In the Philippines, the Walking Free program has entered a new phase – moving far beyond prosthesis delivery alone, said volunteer director Dr. Penny Bundoc, one of PFP’s 2011 Medical Diplomat Award Winners. For eight years, Bundoc and her team have been working to serve patients with disabilities – a daunting task in a nation made up of more than 7,000 islands. To reach patients, PFP-Philippines teams have engaged a wide variety of techniques, using smart phone technology, for instance, to transmit information from rural areas back to a centralized location. The team is also working closely with partners to open satellite centers around the country, so that people with disabilities don’t have to travel as far to receive care. The biggest challenge, however, according to Bundoc, is to make sure that people with disabilities have opportunities to be part of a larger community.

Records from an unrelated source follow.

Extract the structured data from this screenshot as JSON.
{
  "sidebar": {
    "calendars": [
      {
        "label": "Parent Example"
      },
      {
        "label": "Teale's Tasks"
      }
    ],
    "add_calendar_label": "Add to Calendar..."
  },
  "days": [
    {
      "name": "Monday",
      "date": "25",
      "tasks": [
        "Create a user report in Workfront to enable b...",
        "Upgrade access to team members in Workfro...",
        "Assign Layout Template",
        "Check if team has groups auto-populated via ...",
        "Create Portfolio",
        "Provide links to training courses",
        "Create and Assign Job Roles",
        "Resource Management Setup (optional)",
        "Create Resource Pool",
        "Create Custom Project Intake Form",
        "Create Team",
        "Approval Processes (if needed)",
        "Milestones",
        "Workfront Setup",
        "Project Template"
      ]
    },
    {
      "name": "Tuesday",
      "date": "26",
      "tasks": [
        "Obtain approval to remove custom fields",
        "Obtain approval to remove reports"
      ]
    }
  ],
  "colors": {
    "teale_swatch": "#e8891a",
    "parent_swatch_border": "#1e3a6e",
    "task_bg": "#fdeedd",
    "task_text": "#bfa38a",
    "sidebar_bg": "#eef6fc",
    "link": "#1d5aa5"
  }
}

“Assisting people with disabilities toward functional independence and economic empowerment means providing them avenues towards community reintegration, inclusion and participation once they have been provided with prostheses,” Bundoc said.
Patients will also benefit from the opening in 2011 of a landmark prosthetic and orthotic school – a low-cost, high tech education and research center, and the first school of its kind in the Philippines.
RAISING THE LEVEL OF PROFESSIONALISM
PFP has supported Dominican partners and their efforts to improve care for people with disabilities since 2001. Over the years, that support has taken many forms: in 2006, for instance, Catholic University in Santo Domingo graduated its first class of physical therapists. PFP and Old Dominion University helped the school develop the curriculum for that inaugural group. The program is still thriving.
PFP also works with Dominican technicians enrolled in a distancelearning program through Don Bosco University in El Salvador. The program ensures that techs are trained and qualified at a professional level, one that’s internationally recognized, so that they can earn a living and support the needs of patients in their communities, without outside intervention.
“Working with these students is incredibly rewarding,” said Gilberto Mejia, CP, of Richmond, Va., a PFP volunteer since 2002. “Through the program, they’re expanding their knowledge, so that they have the practical skills and also understand why we do things a certain way.”
That long-view approach is what initially attracted David Lawrence, MSPT, ATC, of Richmond, Va., to PFP, and it’s a reason he’s remained dedicated to the organization – and the people of the Dominican Republic – for the past 12 years.
“Rehabilitation is a lifetime commitment, you can’t parachute in and leave,” Lawrence said. “When we started in the Dominican Republic, we were going into a country where there were no certified, licensed physical therapists or prosthetists. Through education, we are creating a model of aid that is sustainable.”
Gail Grisetti, PT, EdD, of Old Dominion University in Norfolk, Va. agrees. In addition to training Dominican therapists and contributing to curriculum development, Grisetti coordinates an annual educational exchange with students from her graduate-level courses – an effort that has opened American students’ eyes to the challenges of therapy in an international context. “We want our students to become culturally competent and to demonstrate understanding and compassion,” Grisetti said. “This is one excellent way to do that.”